Duh. Brain fart. I don't know what I was thinking.

I would not expect such a dramatic effect, particularly the huge attentuation that you are seeing. What happens if you reverse the probes? Reverse the resistors? Swap channels? Use the probes and scope from a different station?

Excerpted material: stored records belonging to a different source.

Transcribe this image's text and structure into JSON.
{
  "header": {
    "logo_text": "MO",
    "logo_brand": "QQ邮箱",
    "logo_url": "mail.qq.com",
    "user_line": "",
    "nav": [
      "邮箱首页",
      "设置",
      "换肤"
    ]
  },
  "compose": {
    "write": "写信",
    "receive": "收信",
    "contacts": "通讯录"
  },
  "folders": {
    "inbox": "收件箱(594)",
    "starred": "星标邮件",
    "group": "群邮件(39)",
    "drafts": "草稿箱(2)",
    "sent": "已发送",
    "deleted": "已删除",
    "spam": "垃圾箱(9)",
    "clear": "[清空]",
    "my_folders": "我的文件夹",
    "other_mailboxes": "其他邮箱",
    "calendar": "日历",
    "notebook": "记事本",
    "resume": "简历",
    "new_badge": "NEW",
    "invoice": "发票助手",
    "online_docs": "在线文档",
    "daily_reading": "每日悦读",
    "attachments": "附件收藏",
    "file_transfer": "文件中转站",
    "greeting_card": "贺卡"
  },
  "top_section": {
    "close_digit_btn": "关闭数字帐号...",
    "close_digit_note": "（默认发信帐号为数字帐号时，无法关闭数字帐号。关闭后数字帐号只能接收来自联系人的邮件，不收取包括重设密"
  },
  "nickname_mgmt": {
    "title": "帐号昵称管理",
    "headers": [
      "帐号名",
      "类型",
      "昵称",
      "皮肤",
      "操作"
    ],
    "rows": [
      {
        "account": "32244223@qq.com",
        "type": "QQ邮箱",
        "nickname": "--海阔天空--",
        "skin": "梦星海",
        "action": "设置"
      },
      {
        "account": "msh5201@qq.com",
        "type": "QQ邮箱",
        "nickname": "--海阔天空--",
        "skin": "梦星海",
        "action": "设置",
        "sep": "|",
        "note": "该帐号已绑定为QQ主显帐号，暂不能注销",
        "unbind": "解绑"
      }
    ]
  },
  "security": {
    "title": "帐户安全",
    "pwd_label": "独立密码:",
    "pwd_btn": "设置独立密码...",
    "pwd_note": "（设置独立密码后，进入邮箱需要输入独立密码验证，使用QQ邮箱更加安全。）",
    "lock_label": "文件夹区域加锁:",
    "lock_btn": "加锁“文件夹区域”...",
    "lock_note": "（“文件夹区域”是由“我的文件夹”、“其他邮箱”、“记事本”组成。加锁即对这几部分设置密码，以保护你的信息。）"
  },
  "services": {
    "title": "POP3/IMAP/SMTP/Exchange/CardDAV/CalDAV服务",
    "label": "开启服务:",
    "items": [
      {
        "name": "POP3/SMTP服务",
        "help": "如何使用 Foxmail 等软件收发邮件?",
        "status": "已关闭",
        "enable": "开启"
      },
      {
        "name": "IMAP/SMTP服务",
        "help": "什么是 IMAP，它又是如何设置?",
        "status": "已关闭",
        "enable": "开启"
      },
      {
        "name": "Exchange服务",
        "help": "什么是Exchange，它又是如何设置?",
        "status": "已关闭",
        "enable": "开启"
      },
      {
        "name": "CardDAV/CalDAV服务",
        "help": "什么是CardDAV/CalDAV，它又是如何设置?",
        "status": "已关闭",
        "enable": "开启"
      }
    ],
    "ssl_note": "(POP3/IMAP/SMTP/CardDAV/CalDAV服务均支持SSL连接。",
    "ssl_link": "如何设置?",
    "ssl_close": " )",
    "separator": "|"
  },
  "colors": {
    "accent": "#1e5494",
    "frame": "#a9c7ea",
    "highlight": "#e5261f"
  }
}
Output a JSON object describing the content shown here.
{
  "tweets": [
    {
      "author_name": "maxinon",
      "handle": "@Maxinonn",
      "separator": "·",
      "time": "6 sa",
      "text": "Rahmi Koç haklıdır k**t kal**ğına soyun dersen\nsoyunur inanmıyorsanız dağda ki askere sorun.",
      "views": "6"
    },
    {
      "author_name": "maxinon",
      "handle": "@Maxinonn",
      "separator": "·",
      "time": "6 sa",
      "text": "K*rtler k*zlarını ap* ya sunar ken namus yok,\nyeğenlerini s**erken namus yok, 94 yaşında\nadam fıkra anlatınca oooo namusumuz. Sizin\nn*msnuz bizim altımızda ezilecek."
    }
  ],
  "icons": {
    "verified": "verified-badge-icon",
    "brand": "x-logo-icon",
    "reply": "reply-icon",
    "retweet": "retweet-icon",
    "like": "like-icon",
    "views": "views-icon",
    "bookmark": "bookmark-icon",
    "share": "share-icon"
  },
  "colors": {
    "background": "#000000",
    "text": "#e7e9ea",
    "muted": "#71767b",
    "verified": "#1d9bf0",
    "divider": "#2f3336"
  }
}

And be sure to compensate the probes each time you use them (or change which channel they are connected to).